Gunther Schuller got a bum rap, and it’s time for some vindication. He had the audacity, back in the late ‘50s, to suggest that jazz musicians might find some fresh avenues to explore by incorporating classically-derived material and procedures into their usual modus operandi – and worse yet, he composed a few examples himself to show how it could be done, using renegade, untrustworthy improvisers like Ornette Coleman and Eric Dolphy alongside a string quartet. He even came up with a name for it: Third Stream. Maybe that was his mistake; once an idea has a name it becomes concrete, real, and dangerous to the status quo.
Third Stream music was attacked from the git-go, not so much for what it was, but what people feared it might be.

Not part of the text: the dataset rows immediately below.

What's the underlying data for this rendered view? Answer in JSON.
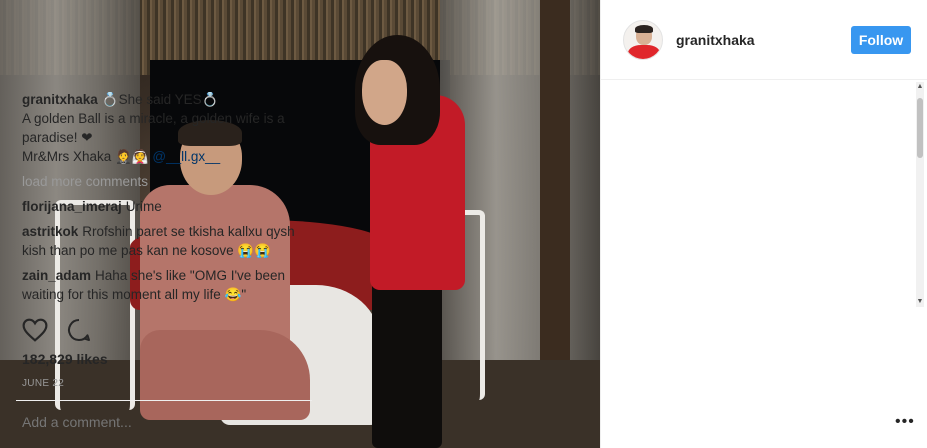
{
  "post": {
    "username": "granitxhaka",
    "follow_label": "Follow",
    "caption": {
      "username": "granitxhaka",
      "line1": "💍She said YES💍",
      "line2": "A golden Ball is a miracle, a golden wife is a paradise! ❤",
      "line3": "Mr&Mrs Xhaka 🤵👰 ",
      "mention": "@__ll.gx__"
    },
    "load_more_label": "load more comments",
    "comments": [
      {
        "username": "florijana_imeraj",
        "text": "Urime"
      },
      {
        "username": "astritkok",
        "text": "Rrofshin paret se tkisha kallxu qysh kish than po me pas kan ne kosove 😭😭"
      },
      {
        "username": "zain_adam",
        "text": "Haha she's like \"OMG I've been waiting for this moment all my life 😂\""
      }
    ],
    "likes": "182,829 likes",
    "date": "JUNE 22",
    "add_comment_placeholder": "Add a comment...",
    "more_label": "•••"
  },
  "icons": {
    "like": "heart-icon",
    "comment": "comment-bubble-icon",
    "more": "more-options-icon"
  },
  "colors": {
    "follow_button": "#3897f0",
    "mention": "#003569",
    "muted_text": "#999999"
  }
}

[Schuller] tried to deflect these misconceptions in a 1961 article entitled Third Stream” (reprinted in his Oxford University Press collection of essays, Musings), where he explained that Third Stream was not intended to replace, improve, or “legitimize” jazz at all, but that the whole point was to blend certain compatible aspects of jazz and classical music into a New Music that no longer was jazz or classical music, but something other.
The Transatlantic Art Ensemble is a combination of Mitchell’s Note Factory and Evan Parker’s Electroacoustic Ensemble (sans electronics). Mitchell’s “composed improvisations” exploit the rich textural possibilities of these fourteen master musicians. Track three is exemplary: beginning with a fully-notated and quirkily swinging ensemble passage, it develops across various rhythmic and instrumental combinations until yielding to Mitchell’s own solo saxophone excursion. From there it evolves into an ecstatic (yet somehow delicately controlled) free-jazz blow-out, building climaxes upon climaxes as each additional instrument gradually enters the fray. Just as you think it can’t get anymore intense, a beautiful chord appears signaling an extended coda to end.
The first time I heard this was a hair-raising experience. I literally felt like the guy in the Maxell ad, pinned to the sofa. The whole thing is beautifully recorded by producer Steve Lake and it sounds especially good at a realistic volume level, if you know what I mean.
Neither one of the available terms, “jazz” nor “classical”, fits this music’s true ambition and scope. “Third Stream” will have to do. Let’s give it some respect.